American Hustle is dazzling look at decadent 70s
While not as smooth as his 2012 Oscar darling, David O. Russell’s latest, American Hustle, is easily one of the year’s best.
The film is loosely based on the ABSCAM scandal in the late 1970s. As part of the FBI investigation into stolen property trafficking corrupt politicians were jailed.
Russell and co-writer Eric Singer tip the tone early on with the disclaimer that ‘Some of this actually happened.’ Hustle is all but a guaranteed Oscar nomination lock thanks to the impeccable cast and Russell’s fun-spirited direction. Thankfully, there’s a lot more laughs than the regular Oscar favorites.
Russell opts for a three-person narrator format. Professional con man Irvin Rosenfeld (Christian Bale, Out of the Furnace) tells the realistic side. His girlfriend/partner, Sydney Prosser (Amy Adams, Man of Steel), has a more grounded take. Richie DiMaso (Bradley Cooper, The Hangover Part III) is the impulsive FBI agent forcing them to help take down corrupt officials.
While Irvin’s adept at playing others, he’s only a sucker for his volatile wife, Rosalyn, which could derail his plans. Jennifer Lawrence, (The Hunger Games: Catching Fire) perfectly channels a Casino-era Sharon Stone. Lawrence is fantastic here and will likely be a top contender for Oscar gold.
Cooper establishes Richie as an overconfident dominant figure. He’s unafraid to impose his will on anyone, including his by-the-book boss Stoddard Thorsen (Louis C.K.).
Richie’s end game involves taking down Carmine Polito (a likable Jeremy Renner, Hansel & Gretel: Witch Hunters), the beloved mayor of Camden, New Jersey. But with so many unpredictable personalities, Richie’s plans have little chance of going as smoothly as he anticipates.
In the last two years, Russell has guided Adams and Cooper to Oscar nominations and Bale and Lawrence to Oscar wins. The trust level they have in him is evident. They all go outside their comfort zones in creating very distinct characters.
Bale is the best chameleon actor in Hollywood right now. Once again he manages to get completely lost in a role. Irvin isn’t Bale’s normal authoritative character, which he further illustrates by packing on a reported 40 pounds, giving Irvin a slouch and constantly getting flustered when reaching for his medication. Bale shows a surprisingly vulnerable side here and allows Irvin to be a sympathetic figure even as he’s conning people.
Lawrence is lively and fierce, but Rosalyn is less a character than a combustible element in the film. She’s made unforgettable only by Lawrence’s energetic efforts at stealing all of her scenes. For all the supporting actress award buzz Lawrence is receiving, Adams actually delivers more as hers is the more complex role.
At times, the script seems to get away from Russell and Singer. The narrative doesn’t come together as tightly as it should. Fortunately the cast is there to bail those dead scenes out. When this level of talent is on its game, the script inconsistencies just doesn’t seem as important.

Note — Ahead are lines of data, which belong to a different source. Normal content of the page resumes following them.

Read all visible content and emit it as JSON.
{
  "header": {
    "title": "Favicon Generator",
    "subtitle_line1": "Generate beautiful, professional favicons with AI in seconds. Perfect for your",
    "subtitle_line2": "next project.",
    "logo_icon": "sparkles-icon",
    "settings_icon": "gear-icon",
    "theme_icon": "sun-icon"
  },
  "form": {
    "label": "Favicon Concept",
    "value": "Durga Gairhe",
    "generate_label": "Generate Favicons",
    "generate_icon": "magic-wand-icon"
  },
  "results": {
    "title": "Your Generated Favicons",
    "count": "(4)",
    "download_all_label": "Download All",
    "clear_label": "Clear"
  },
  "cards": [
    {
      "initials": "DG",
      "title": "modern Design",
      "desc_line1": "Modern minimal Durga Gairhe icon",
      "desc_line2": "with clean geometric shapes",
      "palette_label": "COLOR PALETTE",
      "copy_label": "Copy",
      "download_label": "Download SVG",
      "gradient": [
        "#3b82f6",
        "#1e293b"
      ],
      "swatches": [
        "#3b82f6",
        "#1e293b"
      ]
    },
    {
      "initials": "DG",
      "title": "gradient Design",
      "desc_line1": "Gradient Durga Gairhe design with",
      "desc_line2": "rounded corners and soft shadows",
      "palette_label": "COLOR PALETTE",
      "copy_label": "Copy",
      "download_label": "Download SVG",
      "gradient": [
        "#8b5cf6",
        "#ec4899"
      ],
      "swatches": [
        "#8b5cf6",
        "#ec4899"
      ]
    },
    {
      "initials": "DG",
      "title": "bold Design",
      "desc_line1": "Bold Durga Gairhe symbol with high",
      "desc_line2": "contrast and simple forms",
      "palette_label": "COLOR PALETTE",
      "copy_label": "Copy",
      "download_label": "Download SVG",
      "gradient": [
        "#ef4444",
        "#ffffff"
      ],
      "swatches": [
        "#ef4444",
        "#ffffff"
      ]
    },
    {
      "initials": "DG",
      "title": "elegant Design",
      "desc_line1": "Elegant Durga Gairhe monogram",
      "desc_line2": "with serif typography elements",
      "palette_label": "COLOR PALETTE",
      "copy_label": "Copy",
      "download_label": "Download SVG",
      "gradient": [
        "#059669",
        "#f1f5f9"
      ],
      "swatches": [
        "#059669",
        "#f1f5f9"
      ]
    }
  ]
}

While too many filmmakers get their kicks mocking the 70s style, Russell treats the era with a certain air of respect. He celebrates the decadence — a nightclub scene is one of the film’s highlights — and carefree nature of the time. Michael Wilkinson’s fantastic costumes help further set the environment. The soundtrack featuring Donna Summer and Elton John completes the journey back to the disco era.
Don’t get distracted by all the quick talking, double-crosses or backstabbing. Just enjoy some of today’s best actors doing what they do best in a film that will leave you feeling anything but ripped off once it’s over.
Rating: 9 out of 10
Photo Credit: Francois Duhamel/Annapurna Productions